1)"It is the fault of the labor force"..while the UAW has not exactly been cutting edge, what this book points out is something known in quality circles for years, that most of the problems are using your labor force badly, not listening to them, and just plain bad management.
2)"The secret is robotics"..Read more ›
What Ford's mass production did to craft production and its profound effects on the developed economies in the first half of the last century is an old but interesting story. With the advent of Ford's manufacturing techniques, there was a consolidation in the Auto industry. Within a couple of decades the number of automobile manufacturers fell from over a hundred to less than twenty and the big three cornering over ninety percent of the market share. Detroit became the center of pilgrimage for the rest of the world trying to emulate and replicate this success story in other continents.
Silently, the Japanese led by Toyota were working on a different concept of putting the automobile in the hands of the customer, at better quality, lesser costs, shorter development times and with the ability to offer a wider choice. The statistics collected from these "lean systems" is mind boggling. The competitive advantage that Japan enjoyed over the American system was neither due to lower wages in Japan nor due to higher levels of automation as widely believed. It was primarily the lean machine that was conquering the mass machine.
This book is based on the research done in the 1980's and published around 1990. The authors while acclaiming lean manufacturing as the panacea for the ills of manufacturing systems globally had at the time of the research and the publication of this work, probably ignored the next major change that would sweep across continents.Read more ›
I've worked both for GM (twice) and in Japan for a Japanese automotive supplier, and I can attest that this book really got it right.
Unfortunately, while everyone in Detroit has read this book, they have never followed any of its advice or conclusions. All the talk about restructuring the US automobile manufacturers is simply about reducing costs and not about making better products by working cooperatively with employees, suppliers, dealers, and customers. Instead, Detroit continues to beat up suppliers on price and wonders why their quality is poor, push employees on wages and wonders why employees care little if the company is successful, haggle with their dealer network to push unwanted cars onto unreceptive customers.
We can bail out the industry financially, but until they learn to compete with the Japanese, they are doomed to decreasing relevance and increasing losses.

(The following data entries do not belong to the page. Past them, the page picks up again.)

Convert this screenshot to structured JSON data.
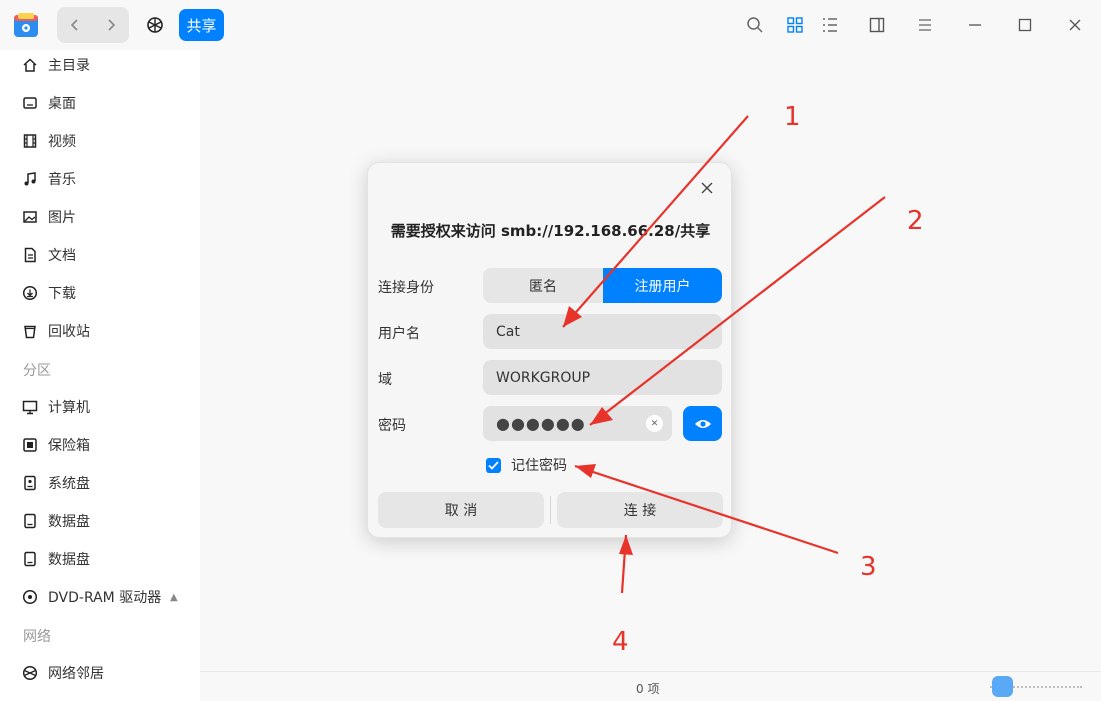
{
  "breadcrumb": {
    "current": "共享"
  },
  "sidebar": {
    "items": [
      {
        "label": "主目录",
        "icon": "home-icon"
      },
      {
        "label": "桌面",
        "icon": "desktop-icon"
      },
      {
        "label": "视频",
        "icon": "video-icon"
      },
      {
        "label": "音乐",
        "icon": "music-icon"
      },
      {
        "label": "图片",
        "icon": "image-icon"
      },
      {
        "label": "文档",
        "icon": "document-icon"
      },
      {
        "label": "下载",
        "icon": "download-icon"
      },
      {
        "label": "回收站",
        "icon": "trash-icon"
      }
    ],
    "partition_header": "分区",
    "partitions": [
      {
        "label": "计算机",
        "icon": "computer-icon"
      },
      {
        "label": "保险箱",
        "icon": "vault-icon"
      },
      {
        "label": "系统盘",
        "icon": "disk-icon"
      },
      {
        "label": "数据盘",
        "icon": "disk-icon"
      },
      {
        "label": "数据盘",
        "icon": "disk-icon"
      },
      {
        "label": "DVD-RAM 驱动器",
        "icon": "optical-drive-icon"
      }
    ],
    "network_header": "网络",
    "network": [
      {
        "label": "网络邻居",
        "icon": "network-icon"
      }
    ]
  },
  "status": {
    "count": "0 项"
  },
  "dialog": {
    "title": "需要授权来访问 smb://192.168.66.28/共享",
    "identity_label": "连接身份",
    "identity_options": [
      "匿名",
      "注册用户"
    ],
    "identity_selected": "注册用户",
    "username_label": "用户名",
    "username_value": "Cat",
    "domain_label": "域",
    "domain_value": "WORKGROUP",
    "password_label": "密码",
    "password_mask": "●●●●●●",
    "remember_label": "记住密码",
    "remember_checked": true,
    "cancel_label": "取 消",
    "connect_label": "连 接"
  },
  "annotations": {
    "n1": "1",
    "n2": "2",
    "n3": "3",
    "n4": "4"
  },
  "colors": {
    "accent": "#0081ff",
    "annotation": "#e8332b"
  }
}
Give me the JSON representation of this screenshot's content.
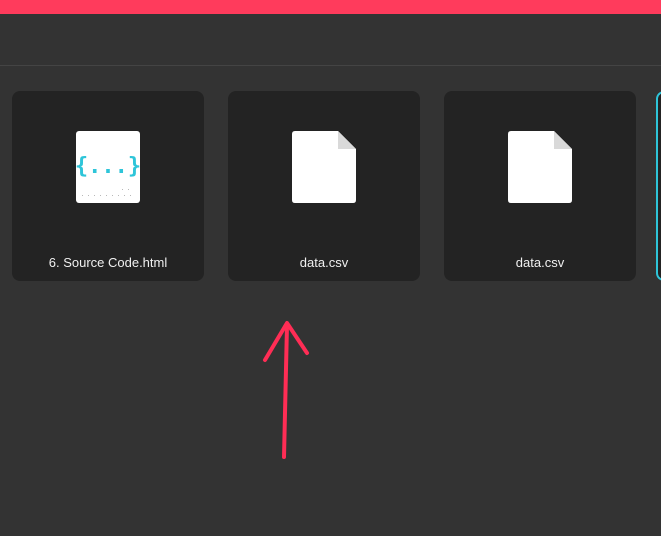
{
  "files": [
    {
      "name": "6. Source Code.html",
      "icon": "code-file-icon"
    },
    {
      "name": "data.csv",
      "icon": "file-icon"
    },
    {
      "name": "data.csv",
      "icon": "file-icon"
    }
  ],
  "colors": {
    "accent_bar": "#ff3b5c",
    "background": "#333333",
    "card": "#232323",
    "selection_border": "#2ec5d9",
    "code_icon": "#2ec5d9",
    "annotation": "#ff2d55"
  }
}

This book isn't exciting to read, but nearly 20 years since its original publication, it remains as relevant as ever.
Most Recent Customer Reviews
Before reading this one I actually had a chance to read "Driving Honda" by Jeffrey Rothfeder in which I noticed this one mentioned a number of times. Read morePublished 3 months ago by Arshad Altaf
Really helps one understand the uniqueness and benefits of Toyota's total enterprise business system.Published 4 months ago by Bob Bennett
For the history of Automotives in this country there can't be a book found with more detailed interesting history !Published 5 months ago by Russ Baker
A super classical. Must have it, must read it (at least if you work in the manufacturing area or in the engineering one). Read morePublished 5 months ago by Joejoe